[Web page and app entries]
────────

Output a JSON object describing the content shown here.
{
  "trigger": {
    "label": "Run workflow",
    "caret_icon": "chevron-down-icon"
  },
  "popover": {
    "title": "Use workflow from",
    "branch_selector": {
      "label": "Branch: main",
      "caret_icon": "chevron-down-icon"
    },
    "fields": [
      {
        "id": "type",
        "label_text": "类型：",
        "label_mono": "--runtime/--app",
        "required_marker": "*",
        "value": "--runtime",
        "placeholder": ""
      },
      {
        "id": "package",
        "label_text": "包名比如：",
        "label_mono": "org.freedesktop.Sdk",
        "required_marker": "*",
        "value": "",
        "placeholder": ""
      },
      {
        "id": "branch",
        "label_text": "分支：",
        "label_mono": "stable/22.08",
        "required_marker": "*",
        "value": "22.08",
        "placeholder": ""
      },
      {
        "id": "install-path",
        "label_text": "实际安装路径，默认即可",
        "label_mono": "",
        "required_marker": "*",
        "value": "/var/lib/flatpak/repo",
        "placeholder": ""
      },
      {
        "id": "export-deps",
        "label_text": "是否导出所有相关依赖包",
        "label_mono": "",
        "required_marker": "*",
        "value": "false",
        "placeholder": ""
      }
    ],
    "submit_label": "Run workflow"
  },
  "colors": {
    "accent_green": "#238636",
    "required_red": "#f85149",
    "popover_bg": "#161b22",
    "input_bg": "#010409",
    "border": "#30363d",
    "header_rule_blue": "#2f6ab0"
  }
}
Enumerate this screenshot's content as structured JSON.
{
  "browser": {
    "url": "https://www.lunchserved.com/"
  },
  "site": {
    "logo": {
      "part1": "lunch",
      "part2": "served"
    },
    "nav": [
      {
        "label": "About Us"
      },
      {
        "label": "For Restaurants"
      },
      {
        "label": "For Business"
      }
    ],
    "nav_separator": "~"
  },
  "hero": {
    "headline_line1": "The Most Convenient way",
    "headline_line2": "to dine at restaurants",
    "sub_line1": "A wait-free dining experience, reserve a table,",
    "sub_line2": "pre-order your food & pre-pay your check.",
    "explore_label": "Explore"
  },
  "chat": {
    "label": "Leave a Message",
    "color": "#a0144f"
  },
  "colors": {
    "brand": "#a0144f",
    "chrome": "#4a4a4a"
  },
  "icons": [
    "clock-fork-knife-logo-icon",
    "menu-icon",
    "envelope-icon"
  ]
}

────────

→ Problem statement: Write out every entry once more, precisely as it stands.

→ Answer space:
Output a JSON object describing the content shown here.
{
  "trigger": {
    "label": "Run workflow",
    "caret_icon": "chevron-down-icon"
  },
  "popover": {
    "title": "Use workflow from",
    "branch_selector": {
      "label": "Branch: main",
      "caret_icon": "chevron-down-icon"
    },
    "fields": [
      {
        "id": "type",
        "label_text": "类型：",
        "label_mono": "--runtime/--app",
        "required_marker": "*",
        "value": "--runtime",
        "placeholder": ""
      },
      {
        "id": "package",
        "label_text": "包名比如：",
        "label_mono": "org.freedesktop.Sdk",
        "required_marker": "*",
        "value": "",
        "placeholder": ""
      },
      {
        "id": "branch",
        "label_text": "分支：",
        "label_mono": "stable/22.08",
        "required_marker": "*",
        "value": "22.08",
        "placeholder": ""
      },
      {
        "id": "install-path",
        "label_text": "实际安装路径，默认即可",
        "label_mono": "",
        "required_marker": "*",
        "value": "/var/lib/flatpak/repo",
        "placeholder": ""
      },
      {
        "id": "export-deps",
        "label_text": "是否导出所有相关依赖包",
        "label_mono": "",
        "required_marker": "*",
        "value": "false",
        "placeholder": ""
      }
    ],
    "submit_label": "Run workflow"
  },
  "colors": {
    "accent_green": "#238636",
    "required_red": "#f85149",
    "popover_bg": "#161b22",
    "input_bg": "#010409",
    "border": "#30363d",
    "header_rule_blue": "#2f6ab0"
  }
}
Enumerate this screenshot's content as structured JSON.
{
  "browser": {
    "url": "https://www.lunchserved.com/"
  },
  "site": {
    "logo": {
      "part1": "lunch",
      "part2": "served"
    },
    "nav": [
      {
        "label": "About Us"
      },
      {
        "label": "For Restaurants"
      },
      {
        "label": "For Business"
      }
    ],
    "nav_separator": "~"
  },
  "hero": {
    "headline_line1": "The Most Convenient way",
    "headline_line2": "to dine at restaurants",
    "sub_line1": "A wait-free dining experience, reserve a table,",
    "sub_line2": "pre-order your food & pre-pay your check.",
    "explore_label": "Explore"
  },
  "chat": {
    "label": "Leave a Message",
    "color": "#a0144f"
  },
  "colors": {
    "brand": "#a0144f",
    "chrome": "#4a4a4a"
  },
  "icons": [
    "clock-fork-knife-logo-icon",
    "menu-icon",
    "envelope-icon"
  ]
}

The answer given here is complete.